Polish law does not recognize cohabitation as a relationship creating legally binding obligations between the people living together.

There are no civil partnerships in the meaning of possibility of registering such an institution governing common life of two people either of the same or different sex anywhere. Legislative work is being done on it by virtually every elected Parliament, but it has not led to any effect so far.

Of course children born in such a relationship have full rights, as there is no differentiation between children born within or outside marriage.

The problem occurs, when it comes to pecuniary or property obligations between cohabitants. Since they are not spouses, the law governing joint marital ownership or separation of goods, cannot apply.

The Supreme Court in one of its judgments ordered, that such a situation be treated as a legal obligation most similar to any existing form of contact, namely any contact, which the parties could have entered.

This is of little help when legal disputes arise. And this is normally when cohabitation breaks down.

Therefore please remember – whenever making investments in the factual relationship of cohabitation – try to enter into a contract in writing which will provide all necessary information- what sort of relation is being undertaken, what purpose it suits and how it is financed and how it is to be accounted for in the future.

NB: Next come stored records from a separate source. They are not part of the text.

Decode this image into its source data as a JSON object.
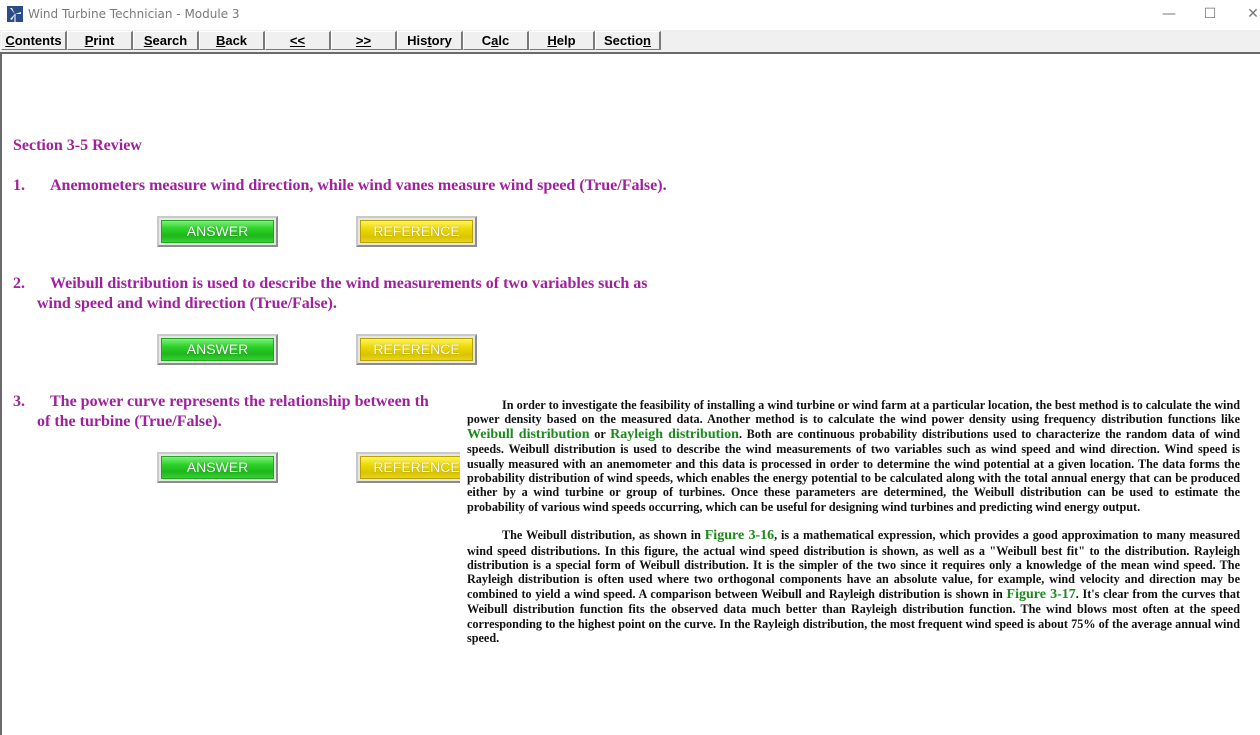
{
  "window": {
    "title": "Wind Turbine Technician - Module 3",
    "controls": {
      "minimize": "—",
      "maximize": "☐",
      "close": "✕"
    }
  },
  "toolbar": {
    "buttons": [
      {
        "label": "Contents",
        "accel": "C",
        "rest": "ontents"
      },
      {
        "label": "Print",
        "accel": "P",
        "rest": "rint"
      },
      {
        "label": "Search",
        "accel": "S",
        "rest": "earch"
      },
      {
        "label": "Back",
        "accel": "B",
        "rest": "ack"
      },
      {
        "label": "<<",
        "accel": "<<",
        "rest": ""
      },
      {
        "label": ">>",
        "accel": ">>",
        "rest": ""
      },
      {
        "label": "History",
        "pre": "His",
        "accel": "t",
        "rest": "ory"
      },
      {
        "label": "Calc",
        "pre": "C",
        "accel": "a",
        "rest": "lc"
      },
      {
        "label": "Help",
        "accel": "H",
        "rest": "elp"
      },
      {
        "label": "Section",
        "pre": "Sectio",
        "accel": "n",
        "rest": ""
      }
    ]
  },
  "main": {
    "section_title": "Section 3-5 Review",
    "questions": [
      {
        "number": "1.",
        "text": "Anemometers measure wind direction, while wind vanes measure wind speed (True/False).",
        "line2": ""
      },
      {
        "number": "2.",
        "text": "Weibull distribution is used to describe the wind measurements of two variables such as",
        "line2": "wind speed and wind direction (True/False)."
      },
      {
        "number": "3.",
        "text": "The power curve represents the relationship between th",
        "line2": "of the turbine (True/False)."
      }
    ],
    "answer_label": "ANSWER",
    "reference_label": "REFERENCE"
  },
  "popup": {
    "p1": {
      "a": "In order to investigate the feasibility of installing a wind turbine or wind farm at a particular location, the best method is to calculate the wind power density based on the measured data. Another method is to calculate the wind power density using frequency distribution functions like ",
      "link1": "Weibull distribution",
      "b": " or ",
      "link2": "Rayleigh distribution",
      "c": ". Both are continuous probability distributions used to characterize the random data of wind speeds. Weibull distribution is used to describe the wind measurements of two variables such as wind speed and wind direction. Wind speed is usually measured with an anemometer and this data is processed in order to determine the wind potential at a given location. The data forms the probability distribution of wind speeds, which enables the energy potential to be calculated along with the total annual energy that can be produced either by a wind turbine or group of turbines. Once these parameters are determined, the Weibull distribution can be used to estimate the probability of various wind speeds occurring, which can be useful for designing wind turbines and predicting wind energy output."
    },
    "p2": {
      "a": "The Weibull distribution, as shown in ",
      "link1": "Figure 3-16",
      "b": ", is a mathematical expression, which provides a good approximation to many measured wind speed distributions. In this figure, the actual wind speed distribution is shown, as well as a \"Weibull best fit\" to the distribution. Rayleigh distribution is a special form of Weibull distribution. It is the simpler of the two since it requires only a knowledge of the mean wind speed. The Rayleigh distribution is often used where two orthogonal components have an absolute value, for example, wind velocity and direction may be combined to yield a wind speed. A comparison between Weibull and Rayleigh distribution is shown in ",
      "link2": "Figure 3-17",
      "c": ". It's clear from the curves that Weibull distribution function fits the observed data much better than Rayleigh distribution function. The wind blows most often at the speed corresponding to the highest point on the curve. In the Rayleigh distribution, the most frequent wind speed is about 75% of the average annual wind speed."
    }
  }
}
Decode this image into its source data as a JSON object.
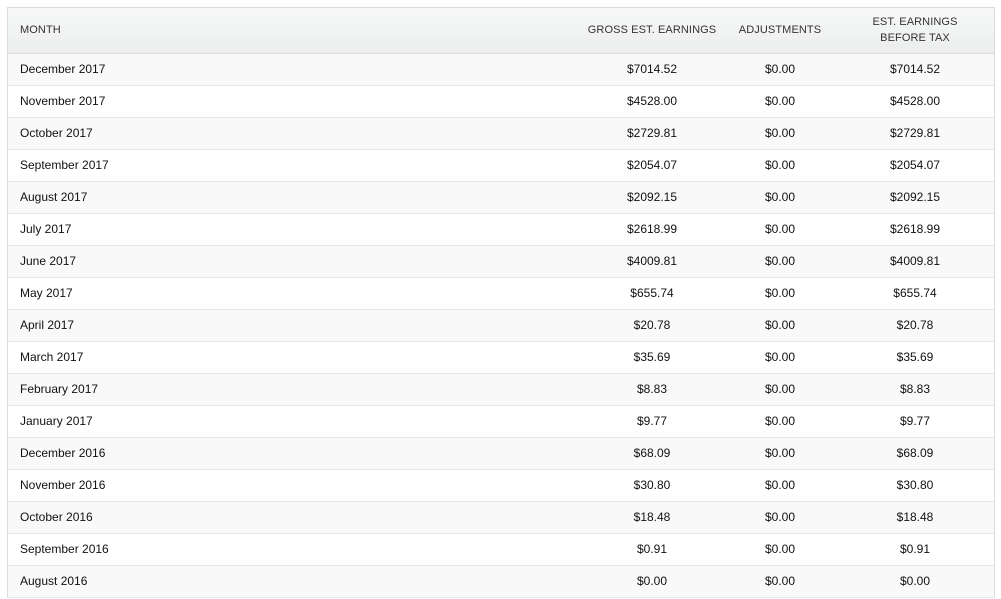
{
  "table": {
    "headers": {
      "month": "MONTH",
      "gross": "GROSS EST. EARNINGS",
      "adjustments": "ADJUSTMENTS",
      "est_line1": "EST. EARNINGS",
      "est_line2": "BEFORE TAX"
    },
    "rows": [
      {
        "month": "December 2017",
        "gross": "$7014.52",
        "adjustments": "$0.00",
        "est": "$7014.52"
      },
      {
        "month": "November 2017",
        "gross": "$4528.00",
        "adjustments": "$0.00",
        "est": "$4528.00"
      },
      {
        "month": "October 2017",
        "gross": "$2729.81",
        "adjustments": "$0.00",
        "est": "$2729.81"
      },
      {
        "month": "September 2017",
        "gross": "$2054.07",
        "adjustments": "$0.00",
        "est": "$2054.07"
      },
      {
        "month": "August 2017",
        "gross": "$2092.15",
        "adjustments": "$0.00",
        "est": "$2092.15"
      },
      {
        "month": "July 2017",
        "gross": "$2618.99",
        "adjustments": "$0.00",
        "est": "$2618.99"
      },
      {
        "month": "June 2017",
        "gross": "$4009.81",
        "adjustments": "$0.00",
        "est": "$4009.81"
      },
      {
        "month": "May 2017",
        "gross": "$655.74",
        "adjustments": "$0.00",
        "est": "$655.74"
      },
      {
        "month": "April 2017",
        "gross": "$20.78",
        "adjustments": "$0.00",
        "est": "$20.78"
      },
      {
        "month": "March 2017",
        "gross": "$35.69",
        "adjustments": "$0.00",
        "est": "$35.69"
      },
      {
        "month": "February 2017",
        "gross": "$8.83",
        "adjustments": "$0.00",
        "est": "$8.83"
      },
      {
        "month": "January 2017",
        "gross": "$9.77",
        "adjustments": "$0.00",
        "est": "$9.77"
      },
      {
        "month": "December 2016",
        "gross": "$68.09",
        "adjustments": "$0.00",
        "est": "$68.09"
      },
      {
        "month": "November 2016",
        "gross": "$30.80",
        "adjustments": "$0.00",
        "est": "$30.80"
      },
      {
        "month": "October 2016",
        "gross": "$18.48",
        "adjustments": "$0.00",
        "est": "$18.48"
      },
      {
        "month": "September 2016",
        "gross": "$0.91",
        "adjustments": "$0.00",
        "est": "$0.91"
      },
      {
        "month": "August 2016",
        "gross": "$0.00",
        "adjustments": "$0.00",
        "est": "$0.00"
      }
    ]
  }
}
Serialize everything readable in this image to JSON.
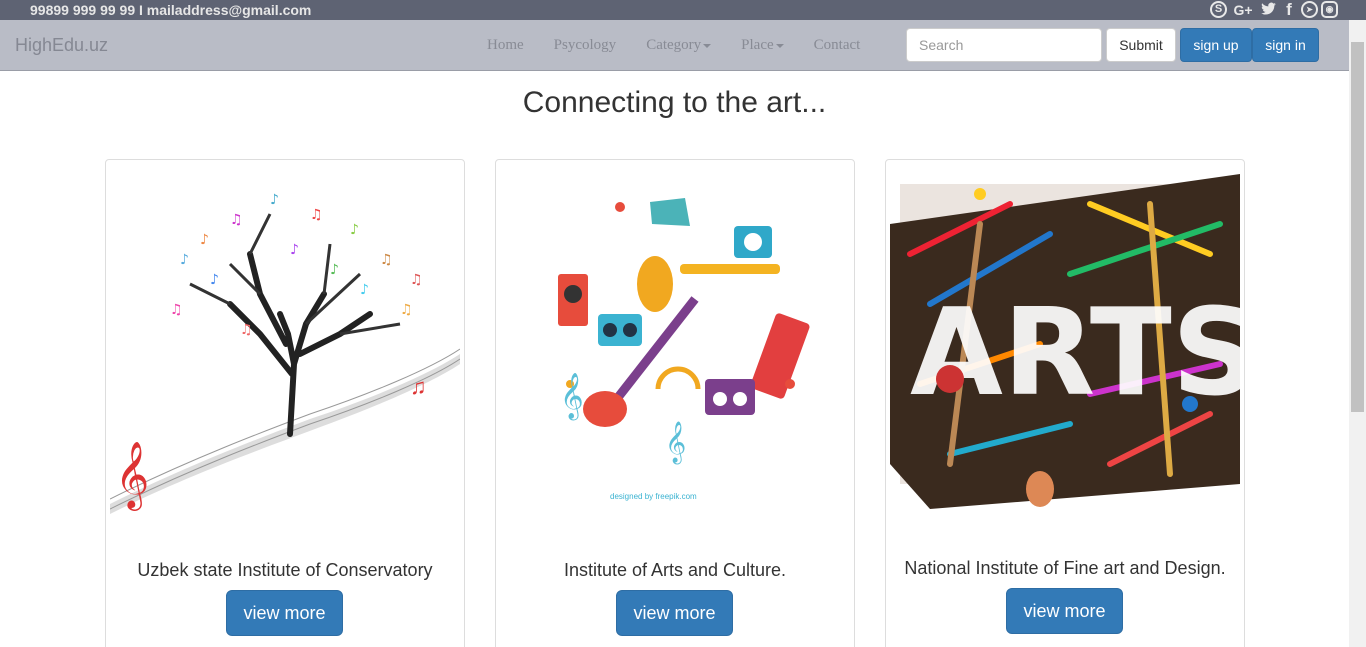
{
  "topbar": {
    "contact": "99899 999 99 99 I mailaddress@gmail.com",
    "social": [
      {
        "icon": "skype-icon",
        "glyph": "S"
      },
      {
        "icon": "google-plus-icon",
        "glyph": "G+"
      },
      {
        "icon": "twitter-icon",
        "glyph": "🐦"
      },
      {
        "icon": "facebook-icon",
        "glyph": "f"
      },
      {
        "icon": "telegram-icon",
        "glyph": "➤"
      },
      {
        "icon": "instagram-icon",
        "glyph": "◉"
      }
    ]
  },
  "navbar": {
    "brand": "HighEdu.uz",
    "items": [
      "Home",
      "Psycology",
      "Category",
      "Place",
      "Contact"
    ],
    "search_placeholder": "Search",
    "submit": "Submit",
    "signup": "sign up",
    "signin": "sign in"
  },
  "main": {
    "headline": "Connecting to the art...",
    "cards": [
      {
        "caption": "Uzbek state Institute of Conservatory",
        "button": "view more",
        "image": "music-tree-illustration"
      },
      {
        "caption": "Institute of Arts and Culture.",
        "button": "view more",
        "image": "musical-instruments-circle-illustration",
        "credit": "designed by freepik.com"
      },
      {
        "caption": "National Institute of Fine art and Design.",
        "button": "view more",
        "image": "arts-supplies-lettering-photo"
      }
    ]
  },
  "colors": {
    "topbar": "#5e6373",
    "navbar": "#b9bcc6",
    "primary": "#337ab7"
  }
}
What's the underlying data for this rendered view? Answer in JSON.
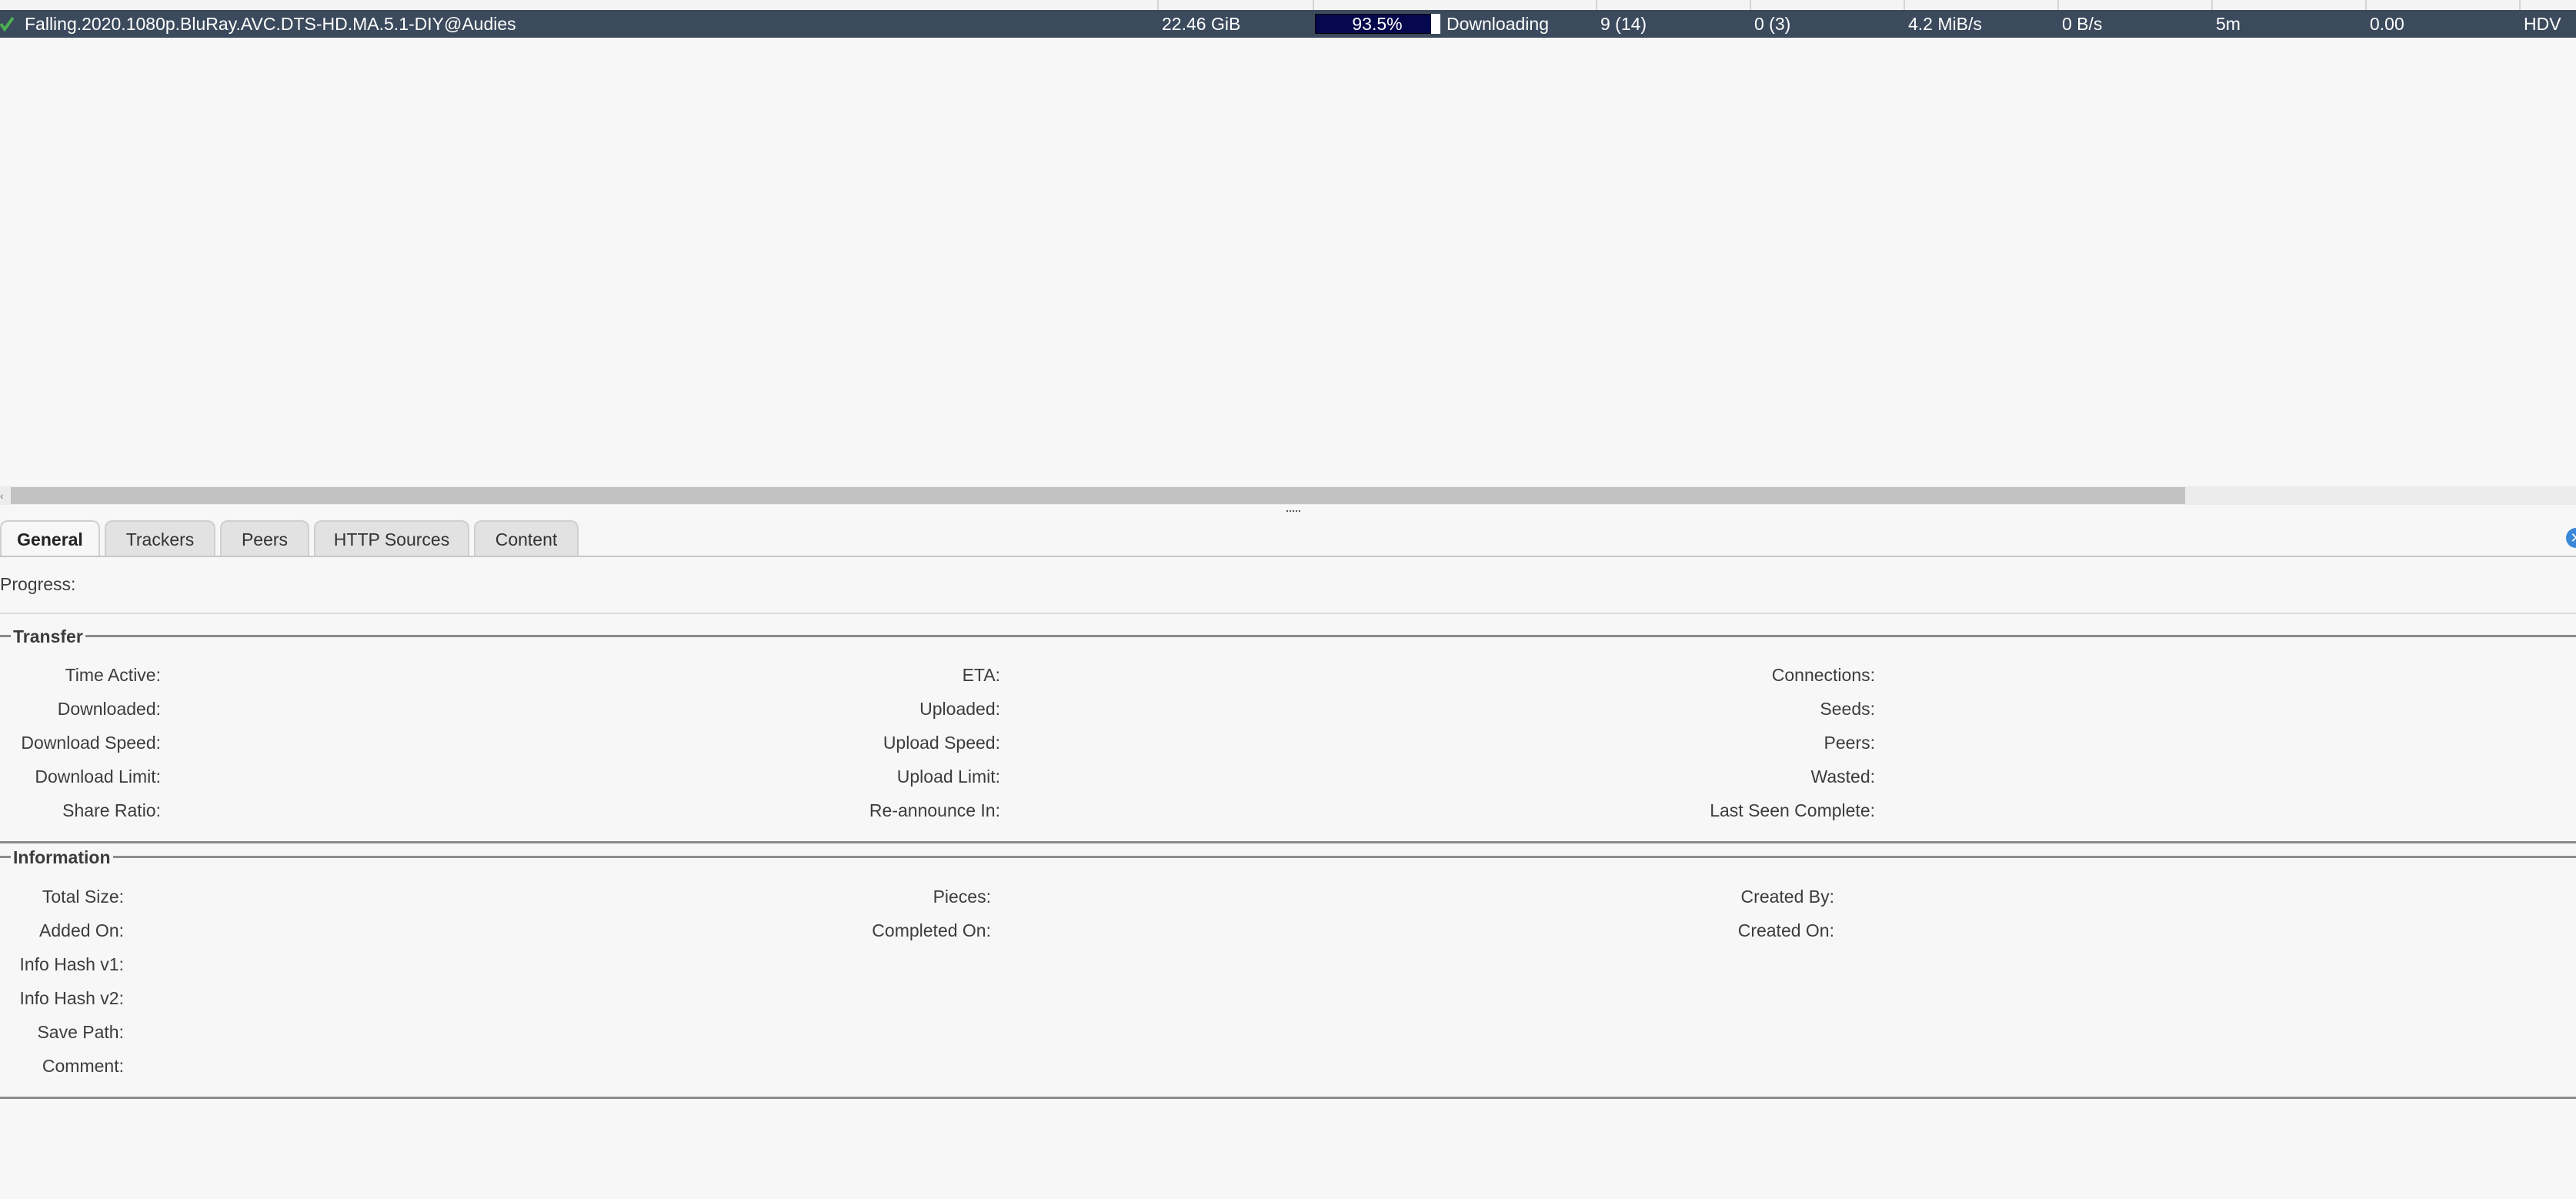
{
  "torrent_list": {
    "rows": [
      {
        "name": "Falling.2020.1080p.BluRay.AVC.DTS-HD.MA.5.1-DIY@Audies",
        "size": "22.46 GiB",
        "progress_text": "93.5%",
        "progress_value": 0.935,
        "status": "Downloading",
        "seeds": "9 (14)",
        "peers": "0 (3)",
        "down_speed": "4.2 MiB/s",
        "up_speed": "0 B/s",
        "eta": "5m",
        "ratio": "0.00",
        "category": "HDV"
      }
    ]
  },
  "tabs": [
    {
      "label": "General",
      "active": true
    },
    {
      "label": "Trackers",
      "active": false
    },
    {
      "label": "Peers",
      "active": false
    },
    {
      "label": "HTTP Sources",
      "active": false
    },
    {
      "label": "Content",
      "active": false
    }
  ],
  "general": {
    "progress_label": "Progress:",
    "transfer": {
      "title": "Transfer",
      "col1": [
        "Time Active:",
        "Downloaded:",
        "Download Speed:",
        "Download Limit:",
        "Share Ratio:"
      ],
      "col2": [
        "ETA:",
        "Uploaded:",
        "Upload Speed:",
        "Upload Limit:",
        "Re-announce In:"
      ],
      "col3": [
        "Connections:",
        "Seeds:",
        "Peers:",
        "Wasted:",
        "Last Seen Complete:"
      ]
    },
    "information": {
      "title": "Information",
      "col1": [
        "Total Size:",
        "Added On:",
        "Info Hash v1:",
        "Info Hash v2:",
        "Save Path:",
        "Comment:"
      ],
      "col2": [
        "Pieces:",
        "Completed On:"
      ],
      "col3": [
        "Created By:",
        "Created On:"
      ]
    }
  },
  "colors": {
    "row_selected_bg": "#3b4a5c",
    "progress_bar": "#0a0f5a",
    "close_button": "#3b88d8"
  }
}
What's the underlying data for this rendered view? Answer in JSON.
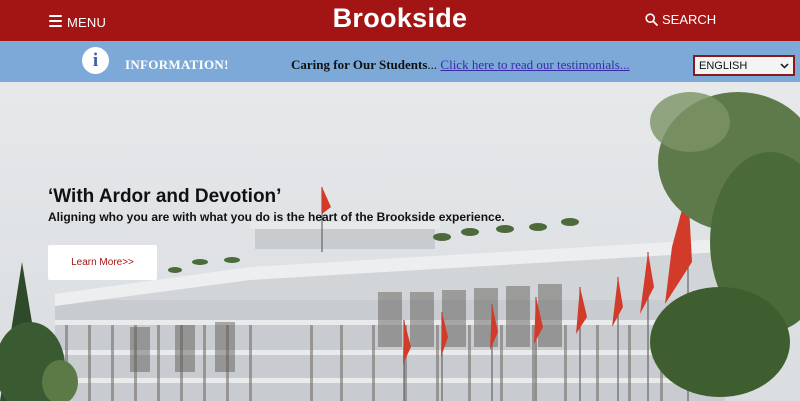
{
  "header": {
    "menu_label": "MENU",
    "brand": "Brookside",
    "search_label": "SEARCH"
  },
  "infobar": {
    "icon_letter": "i",
    "label": "INFORMATION!",
    "ticker_bold": "Caring for Our Students",
    "ticker_ellipsis": "...",
    "ticker_link": "Click here to read our testimonials..."
  },
  "language": {
    "selected": "ENGLISH"
  },
  "hero": {
    "title": "‘With Ardor and Devotion’",
    "subtitle": "Aligning who you are with what you do is the heart of the Brookside experience.",
    "cta_label": "Learn More>>"
  },
  "colors": {
    "brand_red": "#a31515",
    "info_blue": "#7da9d9"
  },
  "icons": [
    "hamburger-icon",
    "search-icon",
    "info-icon",
    "chevron-down-icon"
  ]
}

Attorney Mrs. Natalia Ołowska-Czajka helps international family law clients navigate the complexities of international divorce and child custody. She manages the law firm Kancelaria Adwokacka - Natalia Ołowska-Czajka in Warsaw, Poland and serves as of-counsel to Pierre-Louis & Associates, PLLC based in Houston, Texas, USA. Learn more about Mrs. Ołowska-Czajka or reached at info@MyInternationalFamilyLawyer.com. No content on this blog should be deemed legal advice, nor does any content create an attorney-client relationship. Please seek professional legal advice since this blog is for informational purposes only.